is a young designer living in Lisbon, and has been working on his major
family Van for the past six years.
Condensed package of six styles (three weights, upright and italic,
with lining and old-style figures) is a high-legibility geometric sans.
The inclusion of a Dingbats font of transport symbols indicates that
Ricardo is confident that airports and national railway systems should
have the package on their shopping lists!
is the foundry of Graham Meade in Melbourne, Australia. His collection of
59 styles covers many genres, but we most like his scripts, the relaxed
calligraphy of Italican
Oblique in particular.
The neverending search for alternatives to Comic Sans gets a result here
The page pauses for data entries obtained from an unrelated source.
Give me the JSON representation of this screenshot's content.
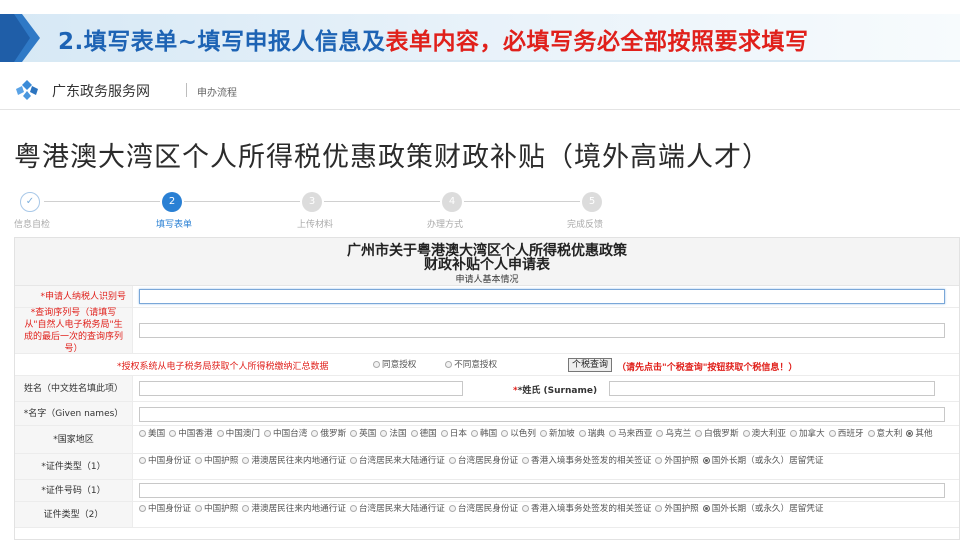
{
  "banner": {
    "title_part1": "2.填写表单~填写申报人信息及",
    "title_part2": "表单内容，必填写务必全部按照要求填写"
  },
  "site": {
    "name": "广东政务服务网",
    "nav_link": "申办流程"
  },
  "page_title": "粤港澳大湾区个人所得税优惠政策财政补贴（境外高端人才）",
  "steps": [
    {
      "number": "✓",
      "label": "信息自检",
      "state": "done"
    },
    {
      "number": "2",
      "label": "填写表单",
      "state": "active"
    },
    {
      "number": "3",
      "label": "上传材料",
      "state": "todo"
    },
    {
      "number": "4",
      "label": "办理方式",
      "state": "todo"
    },
    {
      "number": "5",
      "label": "完成反馈",
      "state": "todo"
    }
  ],
  "form": {
    "title_line1": "广州市关于粤港澳大湾区个人所得税优惠政策",
    "title_line2": "财政补贴个人申请表",
    "section": "申请人基本情况",
    "taxpayer_id_label": "*申请人纳税人识别号",
    "query_serial_label": "*查询序列号（请填写从\"自然人电子税务局\"生成的最后一次的查询序列号）",
    "auth_label": "*授权系统从电子税务局获取个人所得税缴纳汇总数据",
    "auth_options": [
      "同意授权",
      "不同意授权"
    ],
    "query_button": "个税查询",
    "query_note": "（请先点击\"个税查询\"按钮获取个税信息！）",
    "name_cn_label": "姓名（中文姓名填此项）",
    "surname_label": "*姓氏 (Surname)",
    "given_name_label": "*名字（Given names）",
    "country_label": "*国家地区",
    "countries": [
      "美国",
      "中国香港",
      "中国澳门",
      "中国台湾",
      "俄罗斯",
      "英国",
      "法国",
      "德国",
      "日本",
      "韩国",
      "以色列",
      "新加坡",
      "瑞典",
      "马来西亚",
      "乌克兰",
      "白俄罗斯",
      "澳大利亚",
      "加拿大",
      "西班牙",
      "意大利",
      "其他"
    ],
    "country_selected": "其他",
    "id_type1_label": "*证件类型（1）",
    "id_number1_label": "*证件号码（1）",
    "id_type2_label": "证件类型（2）",
    "id_types": [
      "中国身份证",
      "中国护照",
      "港澳居民往来内地通行证",
      "台湾居民来大陆通行证",
      "台湾居民身份证",
      "香港入境事务处签发的相关签证",
      "外国护照",
      "国外长期（或永久）居留凭证"
    ],
    "id_type_selected": "国外长期（或永久）居留凭证"
  },
  "colors": {
    "banner_blue": "#1d63b4",
    "banner_red": "#e0201b",
    "step_active": "#2a80d4"
  }
}
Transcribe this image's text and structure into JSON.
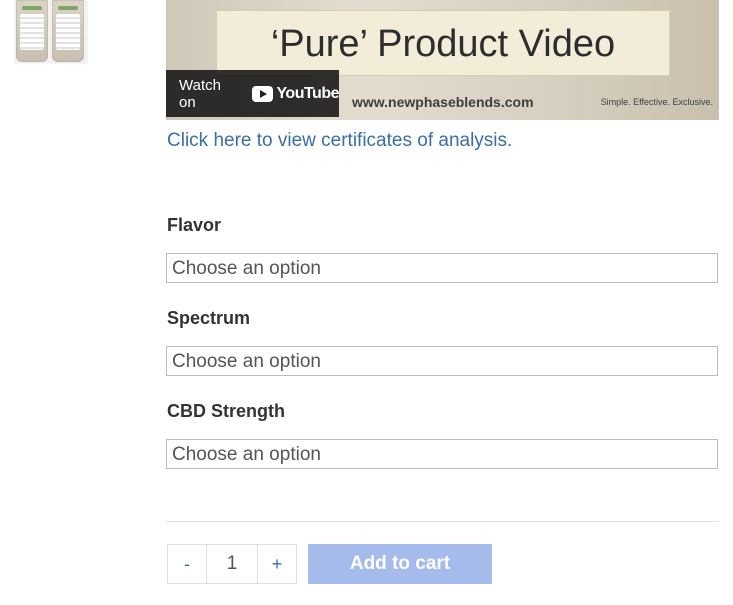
{
  "video": {
    "title": "‘Pure’ Product Video",
    "url": "www.newphaseblends.com",
    "tagline": "Simple. Effective. Exclusive.",
    "watch_on": "Watch on",
    "youtube_word": "YouTube"
  },
  "cert_link": "Click here to view certificates of analysis.",
  "variations": [
    {
      "label": "Flavor",
      "placeholder": "Choose an option"
    },
    {
      "label": "Spectrum",
      "placeholder": "Choose an option"
    },
    {
      "label": "CBD Strength",
      "placeholder": "Choose an option"
    }
  ],
  "cart": {
    "decrement": "-",
    "quantity": "1",
    "increment": "+",
    "add_to_cart": "Add to cart",
    "button_color": "#a5bbeb"
  },
  "colors": {
    "link": "#3a6ea5"
  }
}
is very easy-going, highly legible, with nice 3D versions. Most
Typotheticals fonts are only $8 or $10.
UNDT is the
own-label brand of London designer Marcus McCallion, sometime co-worker of
bad boy Jonathan Barnbrook at Virus Fonts.
In his new fonts Marcus explores white-space, the mastery of which is the
mark of the accomplished type designer, say the experts. The modular Pills is based on
overlaid circular and square forms. The negative shapes in Punched appear like
serif letters and can be used to create complex text patterns.
KONSTANTYNOV is from the Ukrainian capital, Kiev,
and debuts at MyFonts.com with two multilingual font families: Radix and Tecco. Each of
these sans-serif families includes Western, Central European and Cyrillic
brings out the designs of Jeremy Dooley of Greenville, S. Carolina.
2003 is his initial family of fonts. A ‘shrike’ is a
screeching butcher of a bird which enjoys impaling mice on thorns. Watch
out for this font’s strident call and those small yet sharp
More Fonts from our
a connecting monoline, biline, and triline script family unifying a retro
look of the 1950s with a techno flavor of the 2000s.
James Grieshaber’s foundry, releases Gothic
Gothic, a fascinating, creative, award-winning mixture of two
“gothic” themes: in typography the word can refer to both
blackletter and sans-serif typefaces. We also like what must be the
toughest font ever made, Super Duty. Its
sharp mechanical angles and stencil option give the letterforms a
square-jawed and ready-for-action feel. Good work, James!
FONTS brings out a fresh set of playful new fonts. The wild, wacky
and slightly tacky Whoa
Nelly is suitable for the whole family. Hardy Har
Har is revival of an exotic but seriously funny typeface by Barnhard
Brothers and Spindler, a homage to poster designer Dudley Hardy. Krazy
Kracks is an affectionate parody of Cooper Black, a typeface who some
already consider a parody of lettering. We love the particularly krazy
TYPO — Just as we were hoping, Thierry Puyfoulhoux has added
condensed weights to his very useful Placebo
Serif and Placebo
brings us Avi Sans a
monocase, monolinear, multi-weight family created specifically for
nonlinear video editors.
brings out Panoptica, a
monowidth typeface that is also a thorough exploration of the unicase idea
(the combination of lowercase and uppercase), and Preface, a
multi-style sans-serif that begs to be used instead of Helvetica or
the foundry of David Vereschagin, has made Toronto
Sans, a digital version of the lettering originally used in the subway
system of his home town, developed from rubbings of the lettering on
station walls and photographs of painted signage.
GRAPHICS brings out Frisco
Antique Display, beautiful “Tuscan” wood-type that quite
simply reeks of the wild west.
label of Andreas Seidel, brings out Missale
Incana, a new interpretation of a beautiful double-stem calligraphic
face from the legendary East German type designer, Herbert Thannhaeuser.
As we’ve seen before from Seidel, it’s delivered as a
feature-rich OpenType font.
Plus lots more new fonts from Pizzadude.dk, Typodermic, Bergsland, Woodside Graphics
(formerly Arroyo-Style), BA Graphics, P22, Elemeno, Enrich Design, Outside the
Line, Emboss, Gerald Gallo, E-phemera, MADType, Fatchair, SparkyType, Sander’s
Conspiracy, Ingrimayne, Blambot, Dennis Ortiz-Lopez,
245 First Street, 17th floor
Cambridge MA 02142
Copyright © 2004 MyFonts.com, Inc.